After quitting over the Napoleon paper, August came back to school the next day and played basketball under the principal’s window, hoping he would come out and ask why Wilson wasn’t in class. But he never did. Wilson spent the rest of the year getting up as if to go to school but heading, instead, to the library. Later, after finally mustering the nerve to tell his mother he had quit school, he began working at a series of odd jobs. “My mother was terribly disappointed that the child she thought had the most potential dropped out of school and wasn’t motivated to do anything,” he says.
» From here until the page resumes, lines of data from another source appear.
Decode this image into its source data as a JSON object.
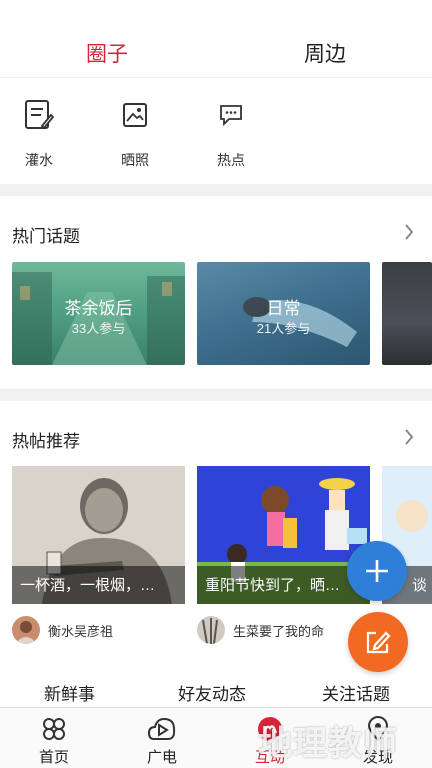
{
  "top_tabs": {
    "circle": "圈子",
    "nearby": "周边"
  },
  "quick_actions": [
    {
      "label": "灌水",
      "icon": "note-edit-icon"
    },
    {
      "label": "晒照",
      "icon": "photo-icon"
    },
    {
      "label": "热点",
      "icon": "chat-bubble-icon"
    }
  ],
  "hot_topics": {
    "title": "热门话题",
    "items": [
      {
        "name": "茶余饭后",
        "count": "33人参与"
      },
      {
        "name": "日常",
        "count": "21人参与"
      }
    ]
  },
  "hot_posts": {
    "title": "热帖推荐",
    "items": [
      {
        "caption": "一杯酒，一根烟，…",
        "author": "衡水吴彦祖"
      },
      {
        "caption": "重阳节快到了，晒…",
        "author": "生菜要了我的命"
      },
      {
        "caption": "谈",
        "author": ""
      }
    ]
  },
  "sub_tabs": [
    "新鲜事",
    "好友动态",
    "关注话题"
  ],
  "bottom_nav": [
    {
      "label": "首页",
      "icon": "home-flower-icon"
    },
    {
      "label": "广电",
      "icon": "play-cloud-icon"
    },
    {
      "label": "互动",
      "icon": "interact-icon"
    },
    {
      "label": "发现",
      "icon": "location-pin-icon"
    }
  ],
  "watermark": "地理教师",
  "colors": {
    "accent": "#d6253a",
    "fab_blue": "#2f7fd8",
    "fab_orange": "#f26a21"
  }
}
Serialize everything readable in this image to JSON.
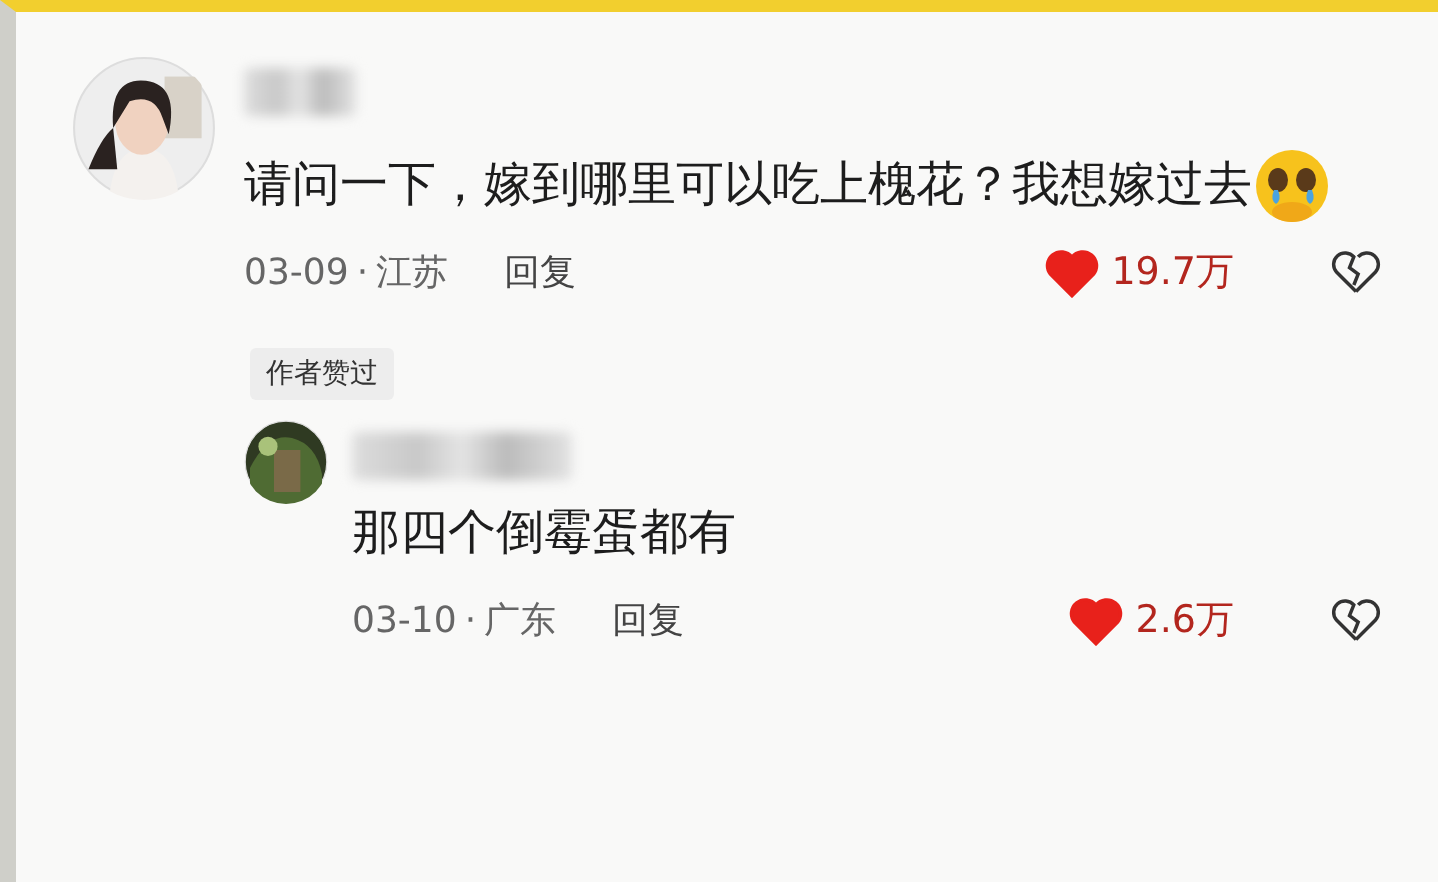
{
  "comments": [
    {
      "content": [
        {
          "kind": "text",
          "text": "请问一下，嫁到哪里可以吃上槐花？我想嫁过去"
        },
        {
          "kind": "crying-emoji"
        }
      ],
      "date": "03-09",
      "separator": "·",
      "region": "江苏",
      "reply_label": "回复",
      "liked": true,
      "likes": "19.7万",
      "author_badge": "作者赞过",
      "replies": [
        {
          "text": "那四个倒霉蛋都有",
          "date": "03-10",
          "separator": "·",
          "region": "广东",
          "reply_label": "回复",
          "liked": true,
          "likes": "2.6万"
        }
      ]
    }
  ]
}
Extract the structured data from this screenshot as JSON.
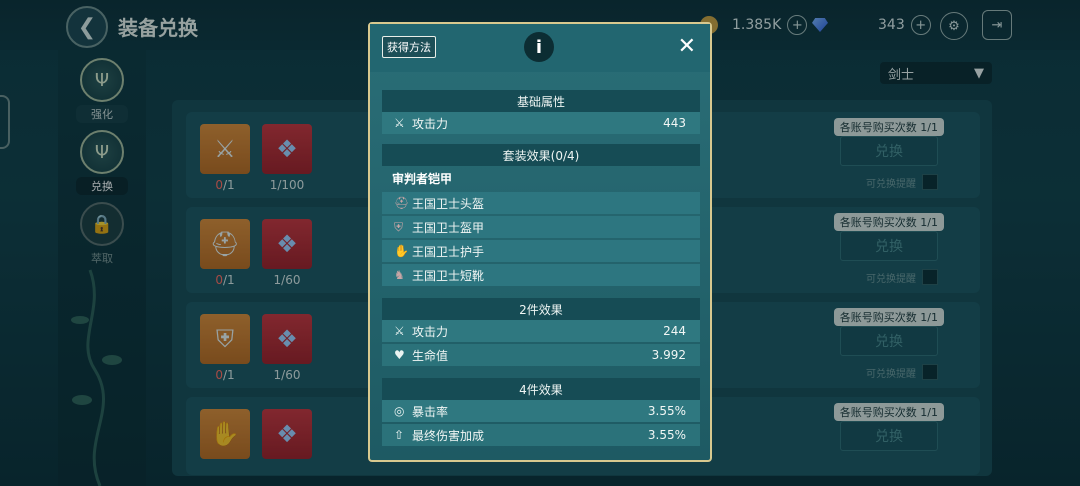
{
  "header": {
    "back_icon": "arrow-left-icon",
    "title": "装备兑换",
    "gold": "1.385K",
    "gems": "343"
  },
  "sidebar": {
    "items": [
      {
        "label": "强化",
        "icon": "trident-icon"
      },
      {
        "label": "兑换",
        "icon": "trident-icon"
      },
      {
        "label": "萃取",
        "icon": "lock-icon"
      }
    ]
  },
  "class_select": {
    "value": "剑士"
  },
  "list": {
    "rows": [
      {
        "a_count_have": "0",
        "a_count_need": "1",
        "b_count_have": "1",
        "b_count_need": "100",
        "buy_limit": "各账号购买次数 1/1",
        "exchange_label": "兑换",
        "remind_label": "可兑换提醒"
      },
      {
        "a_count_have": "0",
        "a_count_need": "1",
        "b_count_have": "1",
        "b_count_need": "60",
        "buy_limit": "各账号购买次数 1/1",
        "exchange_label": "兑换",
        "remind_label": "可兑换提醒"
      },
      {
        "a_count_have": "0",
        "a_count_need": "1",
        "b_count_have": "1",
        "b_count_need": "60",
        "buy_limit": "各账号购买次数 1/1",
        "exchange_label": "兑换",
        "remind_label": "可兑换提醒"
      },
      {
        "buy_limit": "各账号购买次数 1/1",
        "exchange_label": "兑换"
      }
    ]
  },
  "modal": {
    "source_button": "获得方法",
    "base_section": {
      "title": "基础属性",
      "stat_label": "攻击力",
      "stat_value": "443"
    },
    "set_section": {
      "title": "套装效果(0/4)",
      "set_name": "审判者铠甲",
      "pieces": [
        "王国卫士头盔",
        "王国卫士盔甲",
        "王国卫士护手",
        "王国卫士短靴"
      ]
    },
    "two_piece": {
      "title": "2件效果",
      "stats": [
        {
          "label": "攻击力",
          "value": "244"
        },
        {
          "label": "生命值",
          "value": "3.992"
        }
      ]
    },
    "four_piece": {
      "title": "4件效果",
      "stats": [
        {
          "label": "暴击率",
          "value": "3.55%"
        },
        {
          "label": "最终伤害加成",
          "value": "3.55%"
        }
      ]
    }
  },
  "colors": {
    "modal_border": "#d8c98f",
    "item_orange": "#d98a37",
    "item_red": "#c6343c",
    "count_highlight": "#ff6b5e"
  }
}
After a stint in the Army in his late teens, Wilson, who once sent love poems to his junior high school crushes, decided to become a professional poet. Marinating in the writings of such poets as John Berryman and Dylan Thomas, he also hung out on street corners to soak up the atmosphere that would later permeate his plays. At 20, he discovered the blues when he bought a stack of old 78s, including Bessie Smith’s “Nobody in Town Can Make This Sweet Jelly Roll Like Mine.” Says Wilson: “I put that on the turntable, and the universe stuttered. Everything fell to a new place. I lived in a rooming house in Pittsburgh at the time with this odd assortment of people. I had never connected them to anything of value. I began to look at these people differently, and at myself differently. I realized that I had history and connection—the everyday poetry of the people I’d grown up with.”
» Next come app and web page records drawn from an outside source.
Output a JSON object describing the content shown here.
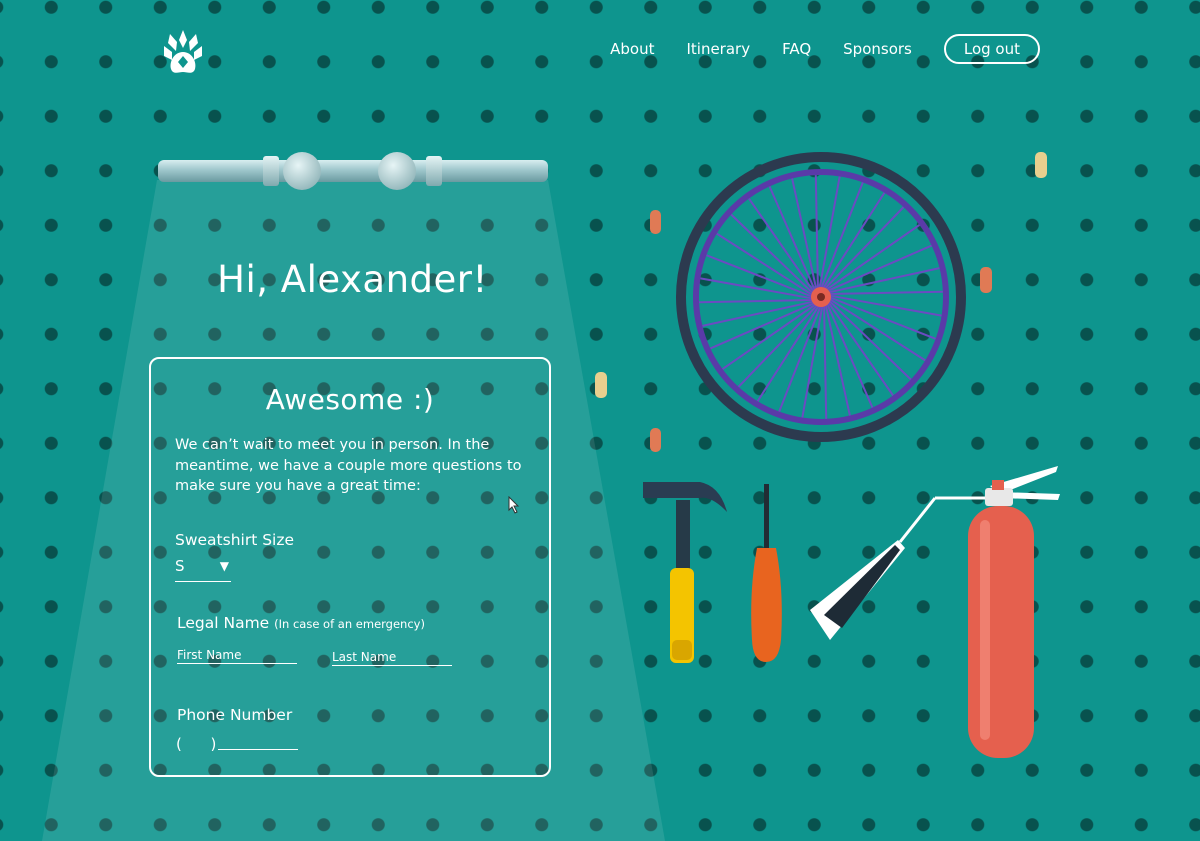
{
  "nav": {
    "logo_icon": "paw-icon",
    "links": [
      "About",
      "Itinerary",
      "FAQ",
      "Sponsors"
    ],
    "logout_label": "Log out"
  },
  "greeting": "Hi, Alexander!",
  "form": {
    "title": "Awesome :)",
    "intro": "We can’t wait to meet you in person. In the meantime, we have a couple more questions to make sure you have a great time:",
    "sweatshirt": {
      "label": "Sweatshirt Size",
      "selected": "S"
    },
    "legal_name": {
      "label": "Legal Name",
      "note": "(In case of an emergency)",
      "first_placeholder": "First Name",
      "last_placeholder": "Last Name"
    },
    "phone": {
      "label": "Phone Number",
      "prefix": "(      )"
    }
  },
  "colors": {
    "background": "#0e958e",
    "peg_holes": "#08524e",
    "wheel_rim": "#3a2a6a",
    "extinguisher": "#e5604e",
    "hammer_handle": "#f4c400",
    "screwdriver_handle": "#e8641f"
  },
  "decor": {
    "tools": [
      "bicycle-wheel",
      "hammer",
      "screwdriver",
      "fire-extinguisher",
      "pegs",
      "light-pipe"
    ]
  }
}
In 1968, Wilson and his friend Rob Penny founded the Black Horizons Theater Company in Pittsburgh. “It was part of the black power movement,” says Wilson, who kept himself afloat by working as a cook, an elevator operator and an occasional mower of lawns. But it was not until the early ’80s that Wilson, living in St. Paul and doing scripts for the Science Museum of Minnesota, seriously began writing plays. “I started writing plays,” he says, “but not the kind I’m writing now. Back then I didn’t value and respect the way blacks talked—the everyday poetry of the people I’d grown up with.”
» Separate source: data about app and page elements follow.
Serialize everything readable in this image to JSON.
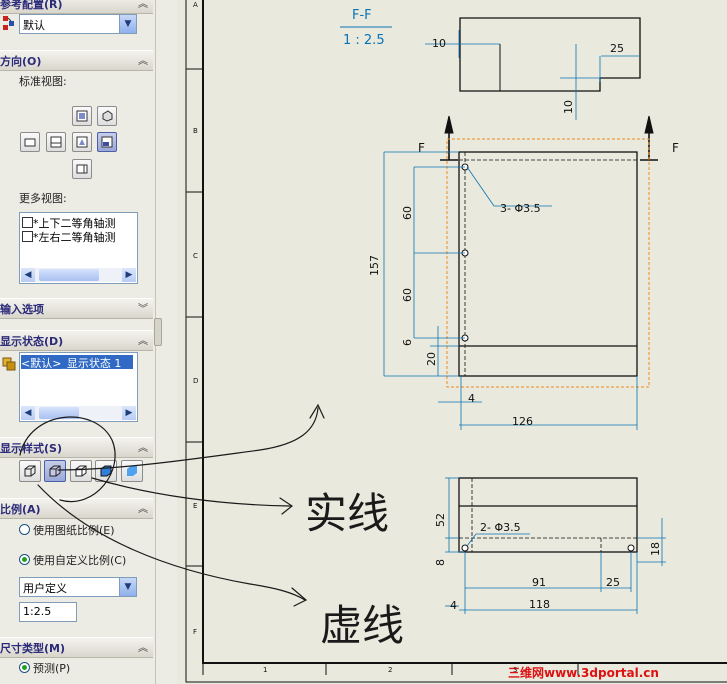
{
  "panel": {
    "ref_config": {
      "title": "参考配置(R)",
      "value": "默认"
    },
    "orientation": {
      "title": "方向(O)",
      "standard_views_label": "标准视图:",
      "more_views_label": "更多视图:",
      "more_views": [
        "*上下二等角轴测",
        "*左右二等角轴测"
      ]
    },
    "input_options": {
      "title": "输入选项"
    },
    "display_state": {
      "title": "显示状态(D)",
      "item": "<默认>_显示状态 1"
    },
    "display_style": {
      "title": "显示样式(S)"
    },
    "scale": {
      "title": "比例(A)",
      "option_sheet": "使用图纸比例(E)",
      "option_custom": "使用自定义比例(C)",
      "custom_type": "用户定义",
      "custom_value": "1:2.5"
    },
    "dim_type": {
      "title": "尺寸类型(M)",
      "option": "预测(P)"
    }
  },
  "drawing": {
    "section_label": "F-F",
    "section_scale": "1 : 2.5",
    "cut_label_left": "F",
    "cut_label_right": "F",
    "dims": {
      "top_10a": "10",
      "top_25": "25",
      "top_10b": "10",
      "hole_note_front": "3- Φ3.5",
      "d157": "157",
      "d60a": "60",
      "d60b": "60",
      "d6": "6",
      "d20": "20",
      "d4a": "4",
      "d126": "126",
      "d52": "52",
      "hole_note_bottom": "2- Φ3.5",
      "d8": "8",
      "d18": "18",
      "d91": "91",
      "d25b": "25",
      "d4b": "4",
      "d118": "118"
    },
    "border_rows": [
      "A",
      "B",
      "C",
      "D",
      "E",
      "F"
    ],
    "border_cols": [
      "1",
      "2",
      "3"
    ],
    "annotation_solid": "实线",
    "annotation_hidden": "虚线",
    "watermark": "三维网www.3dportal.cn"
  },
  "colors": {
    "dimension": "#0a73b5",
    "bounding_box": "#f08a1c",
    "annotation": "#1a1a1a",
    "watermark": "#dd1111"
  }
}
Then Wilson made a crucial trip back to his old Pittsburgh neighborhood. When he returned to St. Paul, he says, he was still hearing the rhythms and rhetoric of the street, and for the first time he began working them into his writing. About this time, he attended the Eugene O’Neill Playwrights Conference in Waterford, Conn., and felt that he’d found his calling. “I’d never been in a room with 16 playwrights,” he says. “I figured I must be one too.”

He was—the proof was Ma Rainey’s Black Bottom, a play about the exploitation of a 1920s blues singer by white producers. Directed by Lloyd Richards in 1984, Ma Rainey became Wilson’s first Broadway hit.

“After reading his play,” says Richards, artistic director of the Yale Repertory Theater from 1979 to 1991, “I thought, here was an author who captured the people I knew. I’d encountered his characters in the barbershop where I used to go on Saturdays when I was a kid, talking about philosophy, religion, music.” Wilson’s next play, Fences, starring James Earl Jones, was about a Negro League baseball player turned garbageman. It won a Pulitzer in 1987, and Wilson was on his way to chronicling a century of the black experience.

Since 1990, Wilson has been living in Seattle, where two years ago he married Constanza Romero, now 38, a costume designer who worked on his second Pulitzer winner, 1990’s The Piano Lesson, about divisions in a black family. (Married twice before, Wilson has a daughter, Sakina Ansari, 26, a social worker in Baltimore.) Yet much of his life is spent elsewhere—in the past, and in the teeming country of his imagination. The play he is currently writing is set in 1984. “I’m trying to look at what caused the breakdown in the black family to the point where kids started shooting one another,” he says. Typically, Wilson auditions characters in his head before committing them to paper. Lately he has been talking to a man with an ugly scar on his face who boasts of cutting another man so he could have one too. Wilson doesn’t know why the man with the scar did this—not yet, anyway. “At one point, I’m going to find out,” says Wilson earnestly. “But for now, I’m too scared to ask him.”


TOBY KAHN in New York City